Canada's student visa process is equally an important consideration for attracting international students since they must obtain a student visa before they can accept an offer of admission. Processing times have increased appreciably with the rise of Canada's international student population[10] and evidence suggests that Canada lags behind competitor countries.[11] Given the competition for international students, those who are accepted for studies both in Canada and another country may choose the latter based on perceived or real differences in processing times.[12] Thus, to enhance its competitive standing, Canada will need to continue to work towards quicker processing of study permits.[13]


The steady rise of Asia is shifting the global landscape for higher education and Canada needs to adapt. With a robust higher education system and a relatively weak track record of engagement with Asia, Canada's position is marked both by strength and complacency. With a reinvigorated focus on Asia and a dedication to continuous improvement in higher education, Canada can take a leadership role and have a meaningful impact on the world stage through its international students. Efforts by the Asia Pacific Foundation to improve Canada's engagement with Asia and raise Canada's 'Asia Competence' are a welcome improvement. Yet without immediate action and meaningful strides towards improvement from Canada's leadership, Canada risks being a footnote in the Asian century.



[1] Robbins and Watt. Partnerships in Post-Secondary Education: A New Era of Cooperation Between Canada and India.
[2] Robbins, The Thousand Talents Program: Lessons from China About Faculty Recruitment and Retention.
[3] Guimaraes-Filho and van Elkan, Asia and Pacific's Outlook: Still Leading Global Growth.
[4] Citizenship and Immigration Canada, OpenData.
[5] El-Assal, International Students: A Gold Mine for Canada's Economy.
[6] Mulroney, David.
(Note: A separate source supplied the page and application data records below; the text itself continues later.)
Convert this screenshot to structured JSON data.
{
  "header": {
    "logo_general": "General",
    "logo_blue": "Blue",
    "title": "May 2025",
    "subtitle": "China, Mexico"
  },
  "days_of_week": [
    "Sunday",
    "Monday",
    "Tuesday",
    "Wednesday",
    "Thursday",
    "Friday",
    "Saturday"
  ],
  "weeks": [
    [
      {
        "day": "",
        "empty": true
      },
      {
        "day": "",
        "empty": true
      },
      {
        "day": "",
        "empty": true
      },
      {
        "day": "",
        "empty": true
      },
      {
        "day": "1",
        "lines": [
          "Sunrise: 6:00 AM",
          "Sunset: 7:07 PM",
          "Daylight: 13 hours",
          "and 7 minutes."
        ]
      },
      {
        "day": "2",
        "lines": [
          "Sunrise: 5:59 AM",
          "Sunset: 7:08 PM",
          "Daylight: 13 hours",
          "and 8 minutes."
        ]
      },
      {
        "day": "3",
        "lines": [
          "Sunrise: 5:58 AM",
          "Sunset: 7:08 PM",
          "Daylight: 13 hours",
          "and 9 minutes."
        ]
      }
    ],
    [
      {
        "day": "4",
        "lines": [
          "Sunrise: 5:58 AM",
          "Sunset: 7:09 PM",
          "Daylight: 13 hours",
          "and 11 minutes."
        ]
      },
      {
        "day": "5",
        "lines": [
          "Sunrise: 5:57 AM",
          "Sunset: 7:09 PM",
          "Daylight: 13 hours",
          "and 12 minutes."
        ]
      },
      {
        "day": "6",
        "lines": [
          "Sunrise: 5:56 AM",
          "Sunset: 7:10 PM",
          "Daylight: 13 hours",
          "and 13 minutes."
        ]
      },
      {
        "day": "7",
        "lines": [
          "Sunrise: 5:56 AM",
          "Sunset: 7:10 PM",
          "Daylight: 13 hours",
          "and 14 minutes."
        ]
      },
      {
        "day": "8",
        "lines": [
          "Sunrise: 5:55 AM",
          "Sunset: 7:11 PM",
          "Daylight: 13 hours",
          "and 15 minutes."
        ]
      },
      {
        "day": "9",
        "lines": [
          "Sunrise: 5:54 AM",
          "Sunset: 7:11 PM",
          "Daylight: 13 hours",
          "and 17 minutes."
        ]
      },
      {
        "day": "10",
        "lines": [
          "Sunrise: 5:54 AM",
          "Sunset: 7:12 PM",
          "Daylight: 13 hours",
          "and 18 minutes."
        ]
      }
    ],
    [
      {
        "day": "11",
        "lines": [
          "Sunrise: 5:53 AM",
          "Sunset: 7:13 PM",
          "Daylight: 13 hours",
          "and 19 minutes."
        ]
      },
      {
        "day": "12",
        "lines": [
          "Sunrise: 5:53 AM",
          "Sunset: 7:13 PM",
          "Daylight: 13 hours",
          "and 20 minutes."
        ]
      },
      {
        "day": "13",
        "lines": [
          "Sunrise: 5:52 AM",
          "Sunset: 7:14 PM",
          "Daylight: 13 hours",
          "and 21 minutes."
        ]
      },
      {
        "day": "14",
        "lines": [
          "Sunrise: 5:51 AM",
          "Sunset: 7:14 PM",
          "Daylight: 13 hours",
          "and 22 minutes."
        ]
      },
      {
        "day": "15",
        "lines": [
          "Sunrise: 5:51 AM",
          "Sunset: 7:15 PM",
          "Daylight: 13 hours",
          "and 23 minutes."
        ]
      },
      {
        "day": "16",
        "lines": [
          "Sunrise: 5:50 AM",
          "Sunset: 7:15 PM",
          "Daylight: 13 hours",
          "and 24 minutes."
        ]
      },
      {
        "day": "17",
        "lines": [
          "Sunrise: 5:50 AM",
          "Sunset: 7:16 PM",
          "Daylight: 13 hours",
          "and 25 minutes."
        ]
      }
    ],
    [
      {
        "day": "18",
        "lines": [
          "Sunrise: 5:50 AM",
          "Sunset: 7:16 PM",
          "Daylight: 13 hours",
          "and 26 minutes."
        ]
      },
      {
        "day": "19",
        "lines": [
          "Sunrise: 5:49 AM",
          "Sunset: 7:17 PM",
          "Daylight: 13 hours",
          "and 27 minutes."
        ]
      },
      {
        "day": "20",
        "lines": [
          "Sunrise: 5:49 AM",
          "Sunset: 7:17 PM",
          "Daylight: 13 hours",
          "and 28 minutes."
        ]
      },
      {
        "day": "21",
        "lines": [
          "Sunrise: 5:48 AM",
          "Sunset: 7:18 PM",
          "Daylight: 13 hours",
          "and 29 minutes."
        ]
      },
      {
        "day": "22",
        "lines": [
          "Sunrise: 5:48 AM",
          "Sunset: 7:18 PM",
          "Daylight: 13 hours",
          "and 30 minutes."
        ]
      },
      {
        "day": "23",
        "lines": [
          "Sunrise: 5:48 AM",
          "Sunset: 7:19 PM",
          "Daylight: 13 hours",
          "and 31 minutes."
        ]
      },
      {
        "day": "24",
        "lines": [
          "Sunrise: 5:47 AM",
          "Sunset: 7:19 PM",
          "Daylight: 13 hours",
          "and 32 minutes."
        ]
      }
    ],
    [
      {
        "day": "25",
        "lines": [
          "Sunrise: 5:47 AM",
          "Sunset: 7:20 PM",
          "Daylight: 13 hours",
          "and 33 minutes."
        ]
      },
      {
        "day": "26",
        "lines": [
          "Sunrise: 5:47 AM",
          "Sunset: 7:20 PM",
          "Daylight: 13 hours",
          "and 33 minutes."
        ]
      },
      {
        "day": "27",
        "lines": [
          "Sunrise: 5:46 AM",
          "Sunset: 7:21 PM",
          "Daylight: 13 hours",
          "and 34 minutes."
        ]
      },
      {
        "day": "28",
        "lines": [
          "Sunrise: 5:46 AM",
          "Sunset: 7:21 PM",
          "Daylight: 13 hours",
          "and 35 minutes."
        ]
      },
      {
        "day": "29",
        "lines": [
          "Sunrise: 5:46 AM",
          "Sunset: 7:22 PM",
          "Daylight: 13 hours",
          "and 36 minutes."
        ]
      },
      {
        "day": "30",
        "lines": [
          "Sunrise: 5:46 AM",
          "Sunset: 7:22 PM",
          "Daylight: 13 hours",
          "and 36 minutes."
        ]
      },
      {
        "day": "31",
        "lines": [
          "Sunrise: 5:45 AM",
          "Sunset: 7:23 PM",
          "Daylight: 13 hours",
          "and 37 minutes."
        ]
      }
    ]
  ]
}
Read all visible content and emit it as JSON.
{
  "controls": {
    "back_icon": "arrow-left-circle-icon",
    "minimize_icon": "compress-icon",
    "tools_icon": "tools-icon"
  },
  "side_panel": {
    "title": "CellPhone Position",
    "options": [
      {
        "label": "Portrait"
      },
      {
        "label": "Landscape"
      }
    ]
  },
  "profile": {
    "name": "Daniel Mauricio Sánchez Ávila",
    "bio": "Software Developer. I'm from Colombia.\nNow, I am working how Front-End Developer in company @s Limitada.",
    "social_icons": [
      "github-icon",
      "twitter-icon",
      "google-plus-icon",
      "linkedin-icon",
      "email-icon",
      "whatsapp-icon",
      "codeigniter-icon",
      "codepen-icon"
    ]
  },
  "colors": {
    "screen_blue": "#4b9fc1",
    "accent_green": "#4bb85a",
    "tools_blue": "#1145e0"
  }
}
Middle Power, Middle Kingdom.
[7] Project Atlas, Canada's Students Overseas.
[8] Mulroney, David. Middle Power, Middle Kingdom.
[9] Cappon, Think Nationally, Act Locally: A Pan-Canadian strategy for education and training.
[10] Immigration, Refugees, and Citizenship Canada. Avoiding Delays in Study Permit Processing. IRCC: Ottawa, April 22, 2015. (accessed: April 25, 2016).
[11] Immigration, Refugees, and Citizenship Canada. Evaluation of the International Student Program. IRCC: Ottawa, April 2015.
[12] Canadian Bureau for International Education, A World of Learning: Canada's Performance and Potential in International Education 2015. CBIE: Ottawa, 2015.
[13] To the Government of Canada's credit, it is taking steps towards this goal through modernization initiatives such as processing study permits electronically—which is quicker than processing paper applications.

The views expressed here are those of the author, and do not necessarily represent the views of the Asia Pacific Foundation of Canada.

Mark Robbins

Mark Robbins (BA, MA) is a Research Associate at The Conference Board of Canada who specializes in industry, higher education, international affairs and the Asia-Pacific.

Kareem El-Assal

Kareem El-Assal (BA, MA) is a Research Associate at The Conference Board of Canada who specializes in immigration, education, international affairs and the Middle East.